_RECORD EXTRACTS_

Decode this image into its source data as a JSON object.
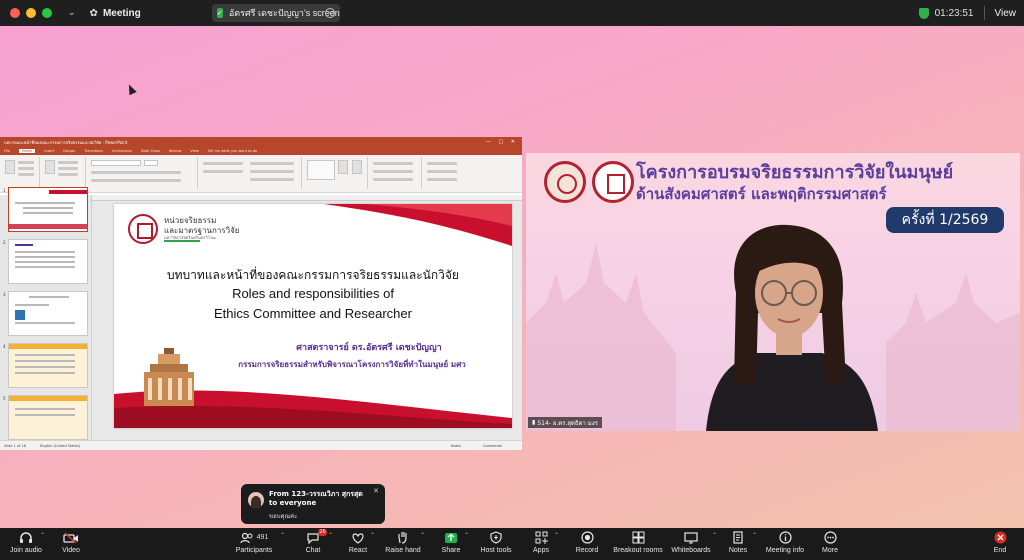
{
  "window": {
    "app_title": "Meeting",
    "share_indicator": "อัตรศรี เดชะปัญญา's screen",
    "timer": "01:23:51",
    "view_label": "View"
  },
  "colors": {
    "toolbar_bg": "#1a1a1a",
    "ppt_accent": "#b7472a",
    "slide_purple": "#5a2c91",
    "video_title": "#5b3f9e",
    "round_badge": "#1f3a6b",
    "end_red": "#e02828",
    "security_green": "#2fb24c"
  },
  "powerpoint": {
    "title_bar": "บทบาทและหน้าที่ของคณะกรรมการจริยธรรมและนักวิจัย - PowerPoint",
    "tabs": [
      "File",
      "Home",
      "Insert",
      "Design",
      "Transitions",
      "Animations",
      "Slide Show",
      "Review",
      "View",
      "Tell me what you want to do"
    ],
    "active_tab": "Home",
    "status_slide": "Slide 1 of 18",
    "status_lang": "English (United States)",
    "status_notes": "Notes",
    "status_comments": "Comments",
    "slide": {
      "org_line1": "หน่วยจริยธรรม",
      "org_line2": "และมาตรฐานการวิจัย",
      "org_line3": "มหาวิทยาลัยศรีนครินทรวิโรฒ",
      "title_th": "บทบาทและหน้าที่ของคณะกรรมการจริยธรรมและนักวิจัย",
      "title_en1": "Roles and responsibilities of",
      "title_en2": "Ethics Committee and Researcher",
      "author": "ศาสตราจารย์ ดร.อัตรศรี เดชะปัญญา",
      "committee": "กรรมการจริยธรรมสำหรับพิจารณาโครงการวิจัยที่ทำในมนุษย์ มศว"
    },
    "thumb_numbers": [
      "1",
      "2",
      "3",
      "4",
      "5"
    ]
  },
  "video": {
    "title_line1": "โครงการอบรมจริยธรรมการวิจัยในมนุษย์",
    "title_line2": "ด้านสังคมศาสตร์ และพฤติกรรมศาสตร์",
    "round_label": "ครั้งที่ 1/2569",
    "participant_name": "514- อ.ดร.สุดธิดา มงร"
  },
  "chat_toast": {
    "from": "From 123-วรรณวิภา สุกรสุด to everyone",
    "message": "ขอบคุณค่ะ",
    "close_icon": "close-icon"
  },
  "toolbar": {
    "participant_count": "491",
    "chat_badge": "26",
    "buttons": [
      {
        "id": "join-audio",
        "label": "Join audio",
        "icon": "headphones-icon"
      },
      {
        "id": "video",
        "label": "Video",
        "icon": "video-off-icon"
      },
      {
        "id": "participants",
        "label": "Participants",
        "icon": "people-icon"
      },
      {
        "id": "chat",
        "label": "Chat",
        "icon": "chat-icon"
      },
      {
        "id": "react",
        "label": "React",
        "icon": "heart-icon"
      },
      {
        "id": "raise-hand",
        "label": "Raise hand",
        "icon": "hand-icon"
      },
      {
        "id": "share",
        "label": "Share",
        "icon": "share-arrow-icon"
      },
      {
        "id": "host-tools",
        "label": "Host tools",
        "icon": "shield-icon"
      },
      {
        "id": "apps",
        "label": "Apps",
        "icon": "apps-icon"
      },
      {
        "id": "record",
        "label": "Record",
        "icon": "record-icon"
      },
      {
        "id": "breakout-rooms",
        "label": "Breakout rooms",
        "icon": "grid-icon"
      },
      {
        "id": "whiteboards",
        "label": "Whiteboards",
        "icon": "whiteboard-icon"
      },
      {
        "id": "notes",
        "label": "Notes",
        "icon": "notes-icon"
      },
      {
        "id": "meeting-info",
        "label": "Meeting info",
        "icon": "info-icon"
      },
      {
        "id": "more",
        "label": "More",
        "icon": "more-icon"
      },
      {
        "id": "end",
        "label": "End",
        "icon": "end-icon"
      }
    ]
  }
}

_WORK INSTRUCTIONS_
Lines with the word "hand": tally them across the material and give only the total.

_RESPONSE BELOW_
3